WHAT YOU HAVE TO DO: With the pictures removed, write out the data below exactly.

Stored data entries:
******

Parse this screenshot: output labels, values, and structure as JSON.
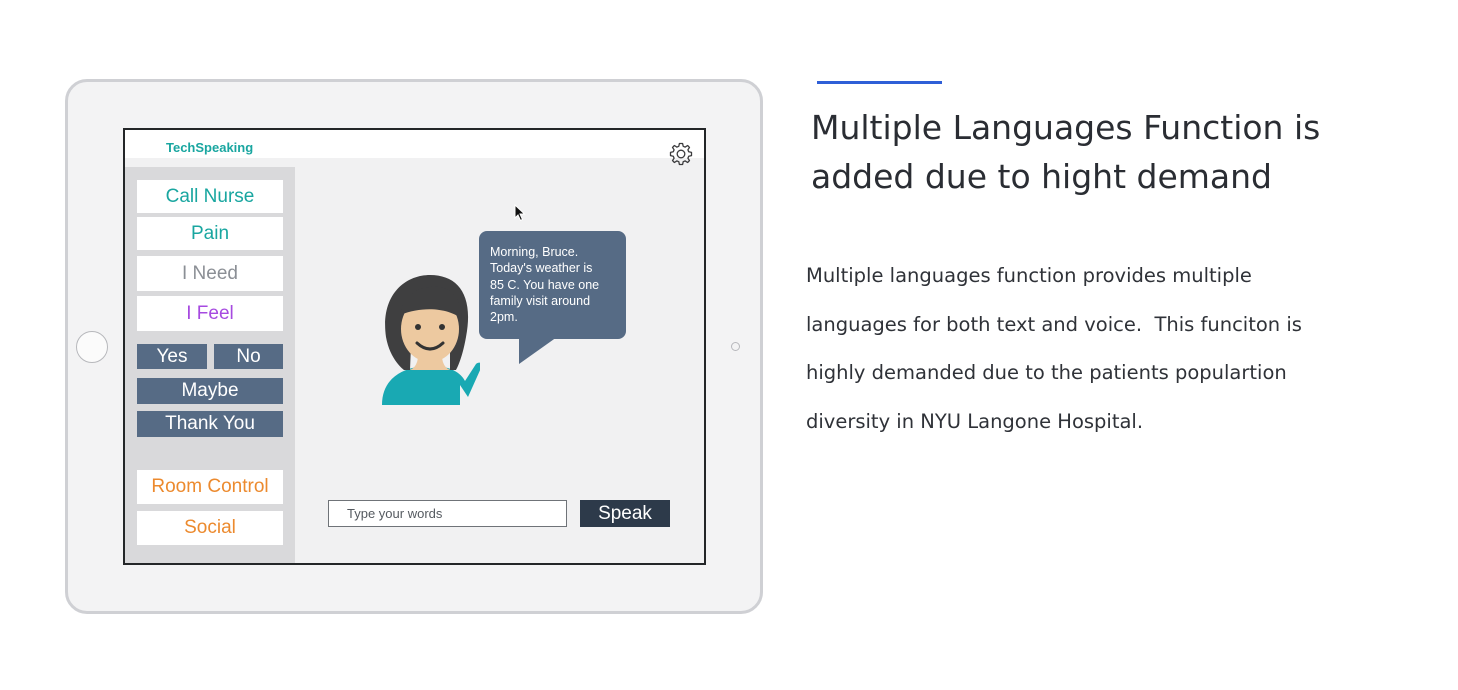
{
  "app": {
    "name": "TechSpeaking",
    "settings_icon": "gear-icon"
  },
  "sidebar": {
    "quick_buttons": [
      {
        "label": "Call Nurse",
        "color": "#19a6a0"
      },
      {
        "label": "Pain",
        "color": "#19a6a0"
      },
      {
        "label": "I Need",
        "color": "#8b8f95"
      },
      {
        "label": "I Feel",
        "color": "#a64ae0"
      }
    ],
    "responses": [
      {
        "label": "Yes"
      },
      {
        "label": "No"
      },
      {
        "label": "Maybe"
      },
      {
        "label": "Thank You"
      }
    ],
    "bottom_buttons": [
      {
        "label": "Room Control",
        "color": "#ec8a2e"
      },
      {
        "label": "Social",
        "color": "#ec8a2e"
      }
    ]
  },
  "chat": {
    "lines": [
      "Morning, Bruce.",
      "Today's weather is",
      "85 C. You have one",
      "family visit around",
      "2pm."
    ],
    "bubble_color": "#566b85"
  },
  "avatar": {
    "icon": "nurse-avatar-icon",
    "hair_color": "#3f3f40",
    "skin_color": "#edc9a0",
    "shirt_color": "#19a9b3"
  },
  "input": {
    "placeholder": "Type your words",
    "value": ""
  },
  "speak_label": "Speak",
  "article": {
    "accent_color": "#2f5fd7",
    "heading_lines": [
      "Multiple Languages Function is",
      "added due to hight demand"
    ],
    "body_lines": [
      "Multiple languages function provides multiple",
      "languages for both text and voice.  This funciton is",
      "highly demanded due to the patients populartion",
      "diversity in NYU Langone Hospital."
    ]
  }
}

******

ANSWER TO THE PROBLEM:
Parse this screenshot: output labels, values, and structure as JSON.
{
  "app": {
    "name": "TechSpeaking",
    "settings_icon": "gear-icon"
  },
  "sidebar": {
    "quick_buttons": [
      {
        "label": "Call Nurse",
        "color": "#19a6a0"
      },
      {
        "label": "Pain",
        "color": "#19a6a0"
      },
      {
        "label": "I Need",
        "color": "#8b8f95"
      },
      {
        "label": "I Feel",
        "color": "#a64ae0"
      }
    ],
    "responses": [
      {
        "label": "Yes"
      },
      {
        "label": "No"
      },
      {
        "label": "Maybe"
      },
      {
        "label": "Thank You"
      }
    ],
    "bottom_buttons": [
      {
        "label": "Room Control",
        "color": "#ec8a2e"
      },
      {
        "label": "Social",
        "color": "#ec8a2e"
      }
    ]
  },
  "chat": {
    "lines": [
      "Morning, Bruce.",
      "Today's weather is",
      "85 C. You have one",
      "family visit around",
      "2pm."
    ],
    "bubble_color": "#566b85"
  },
  "avatar": {
    "icon": "nurse-avatar-icon",
    "hair_color": "#3f3f40",
    "skin_color": "#edc9a0",
    "shirt_color": "#19a9b3"
  },
  "input": {
    "placeholder": "Type your words",
    "value": ""
  },
  "speak_label": "Speak",
  "article": {
    "accent_color": "#2f5fd7",
    "heading_lines": [
      "Multiple Languages Function is",
      "added due to hight demand"
    ],
    "body_lines": [
      "Multiple languages function provides multiple",
      "languages for both text and voice.  This funciton is",
      "highly demanded due to the patients populartion",
      "diversity in NYU Langone Hospital."
    ]
  }
}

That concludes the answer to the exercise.